GOAL OF THE EXERCISE. Without the pictures, write the listing below out again, line for line.

RECORDS FOR THIS TASK.
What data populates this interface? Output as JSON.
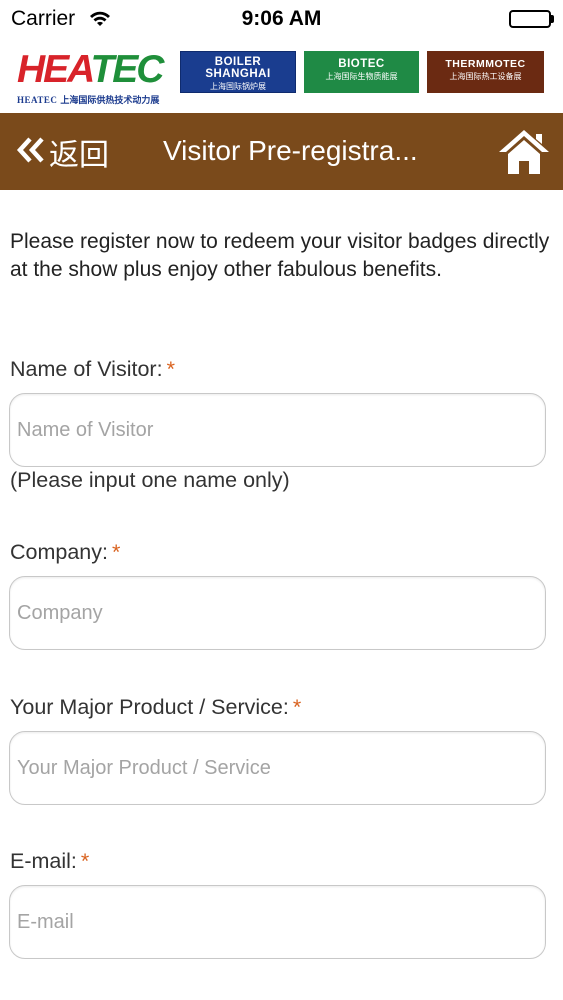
{
  "status_bar": {
    "carrier": "Carrier",
    "time": "9:06 AM",
    "battery_level": 1.0
  },
  "brands": {
    "heatec": {
      "word_part1": "HEA",
      "word_part2": "TEC",
      "en": "HEATEC",
      "zh": "上海国际供热技术动力展"
    },
    "boiler": {
      "line1": "BOILER",
      "line2": "SHANGHAI",
      "zh": "上海国际锅炉展"
    },
    "biotec": {
      "en": "BIOTEC",
      "zh": "上海国际生物质能展"
    },
    "thermmotec": {
      "en": "THERMMOTEC",
      "zh": "上海国际热工设备展"
    },
    "colors": {
      "heatec_red": "#d8232a",
      "heatec_green": "#1f8f3a",
      "boiler_blue": "#1a3d8f",
      "biotec_green": "#1f8a45",
      "thermo_brown": "#6b2a12"
    }
  },
  "nav": {
    "back_label": "返回",
    "title": "Visitor Pre-registra...",
    "background": "#7a4a1b",
    "back_icon": "double-chevron-left-icon",
    "home_icon": "home-icon"
  },
  "intro": "Please register now to redeem your visitor badges directly at the show plus enjoy other fabulous benefits.",
  "form": {
    "required_marker": "*",
    "name": {
      "label": "Name of Visitor:",
      "placeholder": "Name of Visitor",
      "hint": "(Please input one name only)"
    },
    "company": {
      "label": "Company:",
      "placeholder": "Company"
    },
    "product": {
      "label": "Your Major Product / Service:",
      "placeholder": "Your Major Product / Service"
    },
    "email": {
      "label": "E-mail:",
      "placeholder": "E-mail"
    }
  }
}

RESULT.
What data populates this interface? Output as JSON.
{
  "status_bar": {
    "carrier": "Carrier",
    "time": "9:06 AM",
    "battery_level": 1.0
  },
  "brands": {
    "heatec": {
      "word_part1": "HEA",
      "word_part2": "TEC",
      "en": "HEATEC",
      "zh": "上海国际供热技术动力展"
    },
    "boiler": {
      "line1": "BOILER",
      "line2": "SHANGHAI",
      "zh": "上海国际锅炉展"
    },
    "biotec": {
      "en": "BIOTEC",
      "zh": "上海国际生物质能展"
    },
    "thermmotec": {
      "en": "THERMMOTEC",
      "zh": "上海国际热工设备展"
    },
    "colors": {
      "heatec_red": "#d8232a",
      "heatec_green": "#1f8f3a",
      "boiler_blue": "#1a3d8f",
      "biotec_green": "#1f8a45",
      "thermo_brown": "#6b2a12"
    }
  },
  "nav": {
    "back_label": "返回",
    "title": "Visitor Pre-registra...",
    "background": "#7a4a1b",
    "back_icon": "double-chevron-left-icon",
    "home_icon": "home-icon"
  },
  "intro": "Please register now to redeem your visitor badges directly at the show plus enjoy other fabulous benefits.",
  "form": {
    "required_marker": "*",
    "name": {
      "label": "Name of Visitor:",
      "placeholder": "Name of Visitor",
      "hint": "(Please input one name only)"
    },
    "company": {
      "label": "Company:",
      "placeholder": "Company"
    },
    "product": {
      "label": "Your Major Product / Service:",
      "placeholder": "Your Major Product / Service"
    },
    "email": {
      "label": "E-mail:",
      "placeholder": "E-mail"
    }
  }
}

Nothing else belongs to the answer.